The day the adoptive family arrived, miraculously, their little girl’s fever had subsided. Soon Qi ChunTeng--now known as Jessica--boarded the plane with her new family, and hesitantly embraced this new life as a member of the Eddy family. Eventually Jessica came to understand that her new mom and dad loved her, and were not just temporary people in her life. As she got older, Jessica came to realize that in the same way her family welcomed her in, so her heavenly Father welcomed her with open arms. After being shown Christ’s love in this family for several years, Jessica trusted Jesus as her personal savior, and understood that Jesus was the one who protected her at every moment. When her mom abandoned her at the dock, when the village woman handed her over to the police, when the police transferred her to the orphanage, and when the orphanage moved her to the foster family, He was with her every step of the way.

One day, while a middle school small group, a friend asked Jessica rather insensitively: “Are your parents actually your real parents?!” Jessica was taken off guard by her comment; she really hadn't thought about that. As the small group leader continued with the lesson, Jessica began to realize why she had felt so insecure in the past several years. She felt alone and rejected as she began believing the lie that her mother had left her because she was unworthy of love. Because of these lies she believed, Jessica became very introverted.  
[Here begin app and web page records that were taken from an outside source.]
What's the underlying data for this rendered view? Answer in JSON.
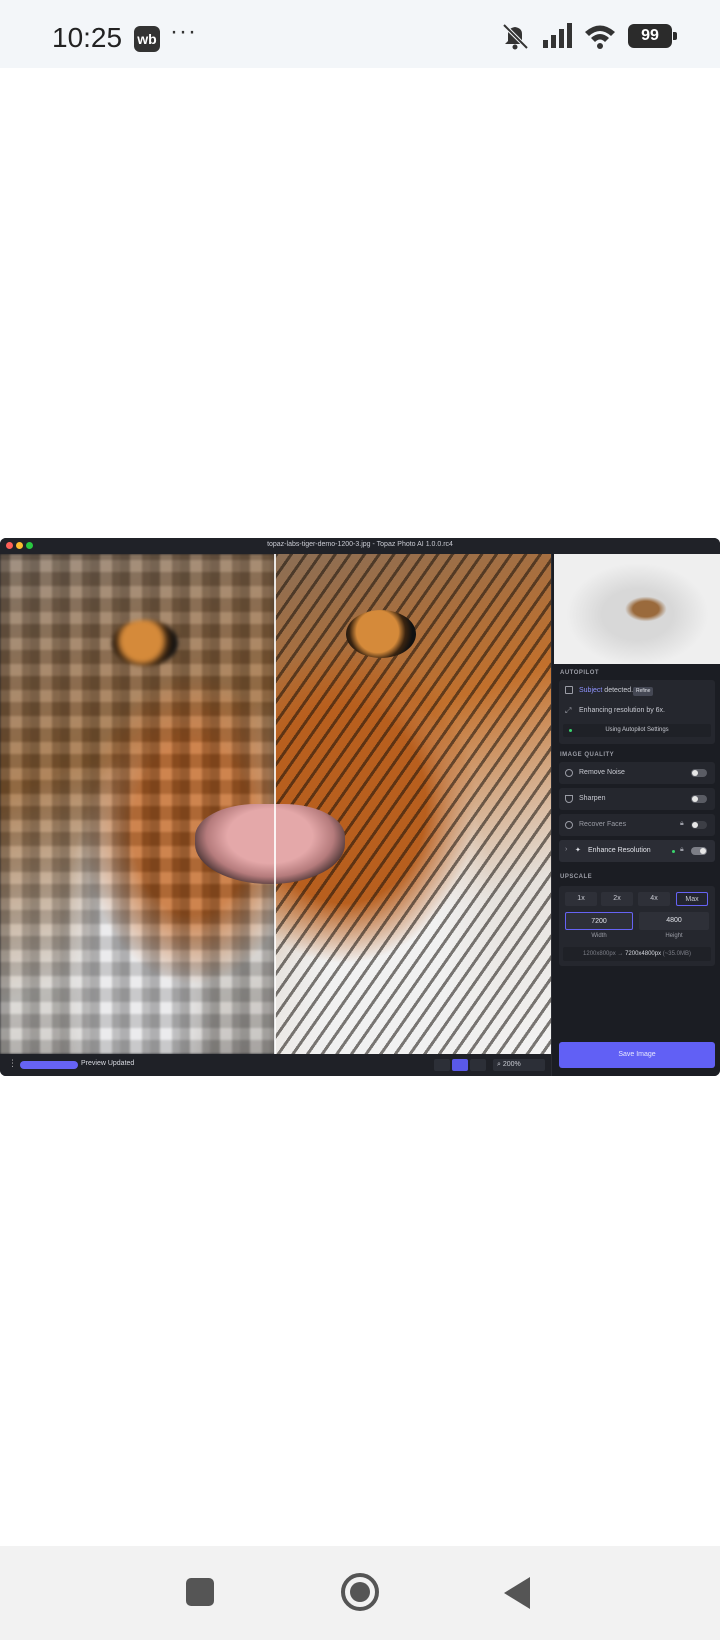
{
  "status_bar": {
    "time": "10:25",
    "app_badge": "wb",
    "more": "···",
    "battery": "99",
    "icons": [
      "bell-off-icon",
      "signal-icon",
      "wifi-icon",
      "battery-icon"
    ]
  },
  "window": {
    "title": "topaz-labs-tiger-demo-1200-3.jpg - Topaz Photo AI 1.0.0.rc4"
  },
  "bottom_bar": {
    "status": "Preview Updated",
    "zoom": "200%",
    "progress": 1.0
  },
  "sidebar": {
    "autopilot": {
      "heading": "AUTOPILOT",
      "subject_link": "Subject",
      "subject_text": " detected.",
      "refine_label": "Refine",
      "enhance_text": "Enhancing resolution by 6x.",
      "settings_label": "Using Autopilot Settings"
    },
    "image_quality": {
      "heading": "IMAGE QUALITY",
      "items": [
        {
          "label": "Remove Noise",
          "on": false
        },
        {
          "label": "Sharpen",
          "on": false
        },
        {
          "label": "Recover Faces",
          "on": false
        },
        {
          "label": "Enhance Resolution",
          "on": true
        }
      ]
    },
    "upscale": {
      "heading": "UPSCALE",
      "scales": [
        "1x",
        "2x",
        "4x",
        "Max"
      ],
      "selected_scale": "Max",
      "width_value": "7200",
      "height_value": "4800",
      "width_label": "Width",
      "height_label": "Height",
      "summary_from": "1200x800px → ",
      "summary_to": "7200x4800px",
      "summary_size": " (~35.0MB)"
    },
    "save_label": "Save Image"
  },
  "colors": {
    "accent": "#6160f5",
    "panel": "#1b1d23",
    "card": "#25272e"
  }
}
A few years later Jessica was great impacted by two passages:

“For I am convinced that neither death nor life, neither angels nor demons, neither the present nor the future, nor any powers, neither height nor depth, nor anything else in all creation, will be able to separate us from the love of God that is in Christ Jesus our Lord” (Romans 8:38-39).

“For you formed my inward parts; you knitted me together in my mother’s womb. I praise you, for I am fearfully and wonderfully made.  Wonderful are your works; my soul knows it very well. My frame was not hidden from you, when I was being made in secret, intricately woven in the depths of the earth. Your eyes saw my unformed substance; in your book were written, every one of them, the days that were formed for me, when as yet there was none of them. How precious to me are your thoughts, O God! How vast is the sum of them!” (Psalm 139:13-17).

Through His Word, Jessica found freedom to fully forgive her mom and let go of the lies that she was unworthy or unloved, combating both lies with the Word of God. She started praying specifically that her mom would come to know Jesus as her personal Savior. And that she would one day be reunited with her.  

There over 160 million orphans in the world who need to be rescued. Jessica’s story is such a beautiful reminder that every life is so valuable to our King. God has called each of us to stand in the gap for orphans:

“Speak up for those who cannot speak for themselves, for the rights of all who are destitute. Speak up and judge fairly; defend the rights of the poor and needy” (Proverbs 31:8-9).

“Whoever receives one little child…in My name receives Me.” (Matthew. 18:5).

“Religion that God our Father accepts as pure and faultless is this: to look after orphans and widows in their distress and to keep oneself from being polluted by the world” (James 1:27).

Let’s be women who joyfully stand for these lives! He so longs for each of these orphans to come into His family, through Jesus!